The Early College and Career Center will offer Hardin County students classes in fields such as engineering, manufacturing, automotive technology, media arts and communication, and culinary arts and hospitality services.
Efforts are underway to determine what can be done to salvage artwork damaged by the Thursday morning fire at Bowling Green's Downing Museum at the Baker Arboretum.
The museum houses numerous paintings by the late artist and Hart County native Joe Downing. WKU President Gary Ransdell says the Downing Museum art is now at different parts of the school's campus.
"All of the artwork has now been transported to the Kentucky Building, and is in storage and is protected," said Dr. Ransdell. "The art that has been damaged by smoke and water is over in the services supply building where the art restoration experts will look them over and determine what needs to be done immediately, and what needs to take place over time. Only a few pieces were damaged by the actual fire--I'm guessing maybe 30 or 40 pieces."
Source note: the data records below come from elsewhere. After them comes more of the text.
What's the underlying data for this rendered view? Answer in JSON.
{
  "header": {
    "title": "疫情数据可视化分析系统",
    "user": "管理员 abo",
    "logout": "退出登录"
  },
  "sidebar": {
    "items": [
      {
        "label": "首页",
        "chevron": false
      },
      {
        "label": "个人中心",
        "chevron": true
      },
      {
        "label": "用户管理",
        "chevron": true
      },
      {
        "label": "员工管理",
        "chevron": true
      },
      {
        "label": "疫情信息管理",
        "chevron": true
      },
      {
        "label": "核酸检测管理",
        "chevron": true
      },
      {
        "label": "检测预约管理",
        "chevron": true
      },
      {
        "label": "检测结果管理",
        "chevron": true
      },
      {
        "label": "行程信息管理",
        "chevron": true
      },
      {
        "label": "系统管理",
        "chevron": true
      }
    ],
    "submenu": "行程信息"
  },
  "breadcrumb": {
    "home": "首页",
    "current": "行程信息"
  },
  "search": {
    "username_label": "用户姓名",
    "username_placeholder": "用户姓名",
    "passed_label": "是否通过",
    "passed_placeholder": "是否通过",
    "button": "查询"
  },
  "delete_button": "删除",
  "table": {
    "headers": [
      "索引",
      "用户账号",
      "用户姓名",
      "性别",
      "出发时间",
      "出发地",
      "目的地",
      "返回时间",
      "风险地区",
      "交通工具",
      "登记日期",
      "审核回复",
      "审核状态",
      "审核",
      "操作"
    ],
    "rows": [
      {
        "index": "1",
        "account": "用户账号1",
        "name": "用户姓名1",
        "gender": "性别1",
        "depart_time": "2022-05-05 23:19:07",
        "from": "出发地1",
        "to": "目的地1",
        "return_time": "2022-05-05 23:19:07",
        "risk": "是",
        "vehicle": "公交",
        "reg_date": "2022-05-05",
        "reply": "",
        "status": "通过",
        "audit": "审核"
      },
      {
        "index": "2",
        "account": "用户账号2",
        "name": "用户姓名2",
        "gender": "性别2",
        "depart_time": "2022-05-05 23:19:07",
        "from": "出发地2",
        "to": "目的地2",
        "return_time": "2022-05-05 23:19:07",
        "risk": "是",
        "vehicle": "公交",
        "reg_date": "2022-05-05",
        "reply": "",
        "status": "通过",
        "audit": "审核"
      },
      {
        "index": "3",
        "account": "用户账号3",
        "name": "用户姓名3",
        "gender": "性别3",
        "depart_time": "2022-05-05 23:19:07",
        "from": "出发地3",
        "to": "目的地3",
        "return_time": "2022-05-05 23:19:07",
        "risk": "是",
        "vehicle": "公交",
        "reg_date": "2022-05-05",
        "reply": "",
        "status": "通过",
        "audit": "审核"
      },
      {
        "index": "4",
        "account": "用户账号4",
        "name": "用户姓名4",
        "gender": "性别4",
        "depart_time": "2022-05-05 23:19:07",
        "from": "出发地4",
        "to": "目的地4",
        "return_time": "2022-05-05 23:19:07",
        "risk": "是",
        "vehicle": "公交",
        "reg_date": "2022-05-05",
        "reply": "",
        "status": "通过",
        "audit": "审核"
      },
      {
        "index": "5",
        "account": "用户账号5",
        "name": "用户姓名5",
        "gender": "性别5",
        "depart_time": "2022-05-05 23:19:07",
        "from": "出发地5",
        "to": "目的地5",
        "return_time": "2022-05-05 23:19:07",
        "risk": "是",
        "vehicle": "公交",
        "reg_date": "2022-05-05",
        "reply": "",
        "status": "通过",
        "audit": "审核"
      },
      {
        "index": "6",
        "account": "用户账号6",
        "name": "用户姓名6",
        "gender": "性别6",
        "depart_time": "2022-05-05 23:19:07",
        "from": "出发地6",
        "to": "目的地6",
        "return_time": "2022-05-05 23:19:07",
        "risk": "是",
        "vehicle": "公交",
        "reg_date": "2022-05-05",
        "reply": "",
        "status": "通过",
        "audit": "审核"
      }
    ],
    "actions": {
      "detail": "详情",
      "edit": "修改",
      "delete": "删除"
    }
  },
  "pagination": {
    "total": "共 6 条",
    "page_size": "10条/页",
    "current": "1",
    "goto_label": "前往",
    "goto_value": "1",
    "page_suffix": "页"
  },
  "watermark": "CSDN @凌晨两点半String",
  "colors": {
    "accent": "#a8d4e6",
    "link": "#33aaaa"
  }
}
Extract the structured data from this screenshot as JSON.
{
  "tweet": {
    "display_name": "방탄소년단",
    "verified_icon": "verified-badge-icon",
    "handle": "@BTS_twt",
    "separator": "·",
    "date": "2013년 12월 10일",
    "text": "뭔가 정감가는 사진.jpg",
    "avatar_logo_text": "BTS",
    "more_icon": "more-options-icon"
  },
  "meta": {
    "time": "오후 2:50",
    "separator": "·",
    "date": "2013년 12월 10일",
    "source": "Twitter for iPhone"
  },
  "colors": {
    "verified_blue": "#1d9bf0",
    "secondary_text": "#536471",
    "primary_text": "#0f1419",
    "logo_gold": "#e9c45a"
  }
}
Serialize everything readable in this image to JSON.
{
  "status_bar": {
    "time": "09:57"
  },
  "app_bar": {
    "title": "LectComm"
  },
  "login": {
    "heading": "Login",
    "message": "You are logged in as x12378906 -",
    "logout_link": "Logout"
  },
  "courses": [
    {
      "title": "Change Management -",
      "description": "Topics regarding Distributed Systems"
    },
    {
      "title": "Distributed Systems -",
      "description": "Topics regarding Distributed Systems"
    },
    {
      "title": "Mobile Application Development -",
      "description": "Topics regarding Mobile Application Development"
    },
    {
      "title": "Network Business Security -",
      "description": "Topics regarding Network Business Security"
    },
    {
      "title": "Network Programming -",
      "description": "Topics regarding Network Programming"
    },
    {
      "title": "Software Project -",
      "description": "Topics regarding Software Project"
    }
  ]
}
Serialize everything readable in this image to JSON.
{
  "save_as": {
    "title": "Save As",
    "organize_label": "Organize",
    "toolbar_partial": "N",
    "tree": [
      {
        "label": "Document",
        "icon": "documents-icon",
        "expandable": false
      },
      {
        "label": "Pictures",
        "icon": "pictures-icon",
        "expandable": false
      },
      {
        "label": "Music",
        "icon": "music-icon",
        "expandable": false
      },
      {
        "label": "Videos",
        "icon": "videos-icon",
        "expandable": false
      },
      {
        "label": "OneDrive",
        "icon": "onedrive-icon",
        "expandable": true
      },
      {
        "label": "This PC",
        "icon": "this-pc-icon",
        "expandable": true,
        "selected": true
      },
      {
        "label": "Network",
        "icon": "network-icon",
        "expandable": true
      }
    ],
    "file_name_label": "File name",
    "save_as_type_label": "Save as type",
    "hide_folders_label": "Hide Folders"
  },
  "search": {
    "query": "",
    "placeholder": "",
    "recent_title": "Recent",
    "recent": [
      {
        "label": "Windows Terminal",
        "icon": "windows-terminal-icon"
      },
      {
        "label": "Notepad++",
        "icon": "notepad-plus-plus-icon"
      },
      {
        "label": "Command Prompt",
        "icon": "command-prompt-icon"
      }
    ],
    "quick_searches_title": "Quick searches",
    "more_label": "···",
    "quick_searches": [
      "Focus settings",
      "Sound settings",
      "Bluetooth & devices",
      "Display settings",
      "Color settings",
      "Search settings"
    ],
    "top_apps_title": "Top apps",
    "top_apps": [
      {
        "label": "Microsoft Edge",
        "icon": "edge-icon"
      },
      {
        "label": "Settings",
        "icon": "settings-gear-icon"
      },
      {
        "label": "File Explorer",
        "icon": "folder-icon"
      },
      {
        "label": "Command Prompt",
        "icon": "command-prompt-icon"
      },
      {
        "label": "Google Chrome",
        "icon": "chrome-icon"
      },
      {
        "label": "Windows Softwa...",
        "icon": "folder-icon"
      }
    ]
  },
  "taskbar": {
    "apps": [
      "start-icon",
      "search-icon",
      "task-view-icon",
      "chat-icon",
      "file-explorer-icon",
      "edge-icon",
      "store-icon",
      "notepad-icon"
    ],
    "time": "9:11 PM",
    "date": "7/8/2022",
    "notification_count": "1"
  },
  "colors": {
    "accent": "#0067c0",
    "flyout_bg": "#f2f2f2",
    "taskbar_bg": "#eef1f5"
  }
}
The fire started before 7 a.m. and was discovered by estate staff members. The cause of the fire is still under investigation.
Officials on the scene of the blaze this morning told WKU Public Radio the fire was likely started by an electrical malfunction or a lightning strike.
The WKU Board of Regents will vote on the school’s next budget at a meeting Friday afternoon. The nearly $394 million spending plan for 2013-14 is a 1.4 percent increase over last year’s budget.
If approved, 46 percent of the revenue used to run WKU would come from tuition and student fees. Only 18 percent of the proposed budget comes from state funding.
The budget vote comes after several tumultuous months on the WKU campus. In April, the Council on Postsecondary Education rejected President Gary Ransdell’s request for a 5 percent tuition increase, granting just a 3 percent hike. Ransdell told WKU faculty and staff that the decision meant the school was going to have to cut jobs.